This is one of the only free hiker-biker campgrounds along the GAP trail (mile 99.6), and it is laid out similarly to the Dravo Campground, with lean-tos, picnic tables, firepits and lots of spaces for tents.  While the condition of these sites are not quite as pristine as Dravo, they are more than adequate with a very remote feeling.  The only people you will see are the ones who've biked, boated, or walked in.

The bathrooms are the standard forest service pit-toilet and were certainly clean enough, but the well for the campground stated that it was no longer potable. My guess is that this is simply because the volunteer organization which maintains this campground lacks the funds for testing. We grabbed water at the last town before the campground.  The river is very easy to access for a quick dip after a long day on the trail.

One thing to consider with these campgrounds next to the trail is the number of trains that pass by in the night. It’s not the train horn but the number of turns in the track and the squealing breaks that keep you up -- so bring good earplugs!

Nicely Laid Out Campground Near Town

Ever feel like you’re being pulled in two separate directions? This lovely little campground totally understands you. The office, flush bathrooms, drinking water, washer dryer, and a lovely recreation room with TV and pool table is on one side of the river in the small town of Rockwood, and the campsite is on the other side right next to the trail. If you’ve got your bike, it’s about a 5 minute ride from one to the other, not a big deal but it can be a hassle when you’ve already ridden 6 hours and all you want to do is take a load off. 

The campground is lovely and well laid out, however. The sites are spacious, clean, and each comes stocked with firewood.
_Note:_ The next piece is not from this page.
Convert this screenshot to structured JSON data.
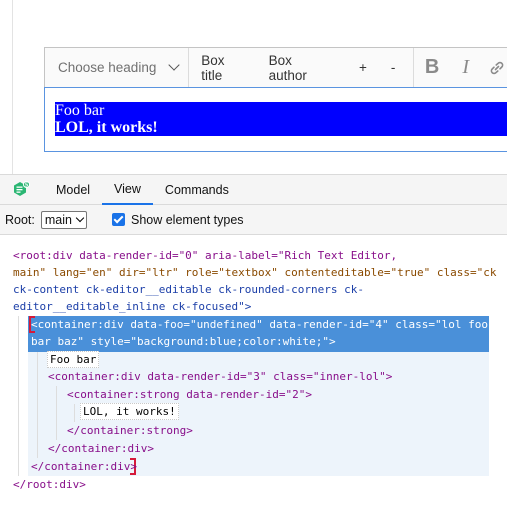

The shelter sites are pretty cool and allow riders/hikers to go tent free or get out of the rain.  With port-o-potties scattered throughout the campground, you don’t need to go back to the office area just to answer the call of nature.  The price of this campground is deceiving.  It's $15 per person per night.  And, like all other campgrounds along the GAP trail, the train is sure to come through numerous times per night….so bring those earplugs!

More like a Spa than a Campground!

What a treat!  Imagine if a luxury AirBnB and a Hobbit Camp had a baby – this place would be it. The outdoor shower/toilet block is such a divine sight, it makes you crave one whether you’re stinky or not. The spacious and lush lawn has lots of space for tents, but the winner is the covered seating, dining, and cooking area.  Everything is clean as a whistle…pun intended.  Here’s where that luxury kicks in, so much that you’ll wonder if what you’re doing still qualifies as camping.  While not quite glamping it’s the perfect hybrid.

Had we not stopped for the previous night’s camp 8 miles sooner, this would have been our favorite camp along the trail. Glad we stopped to check it out, but next time we will include it for sure! 

Town is a short walk away, with a few restaurants and other options for necessities as well.  But remember, with all this luxury comes an active train too…that's the nature of this trail.  Bring those earplugs for a good night's sleep!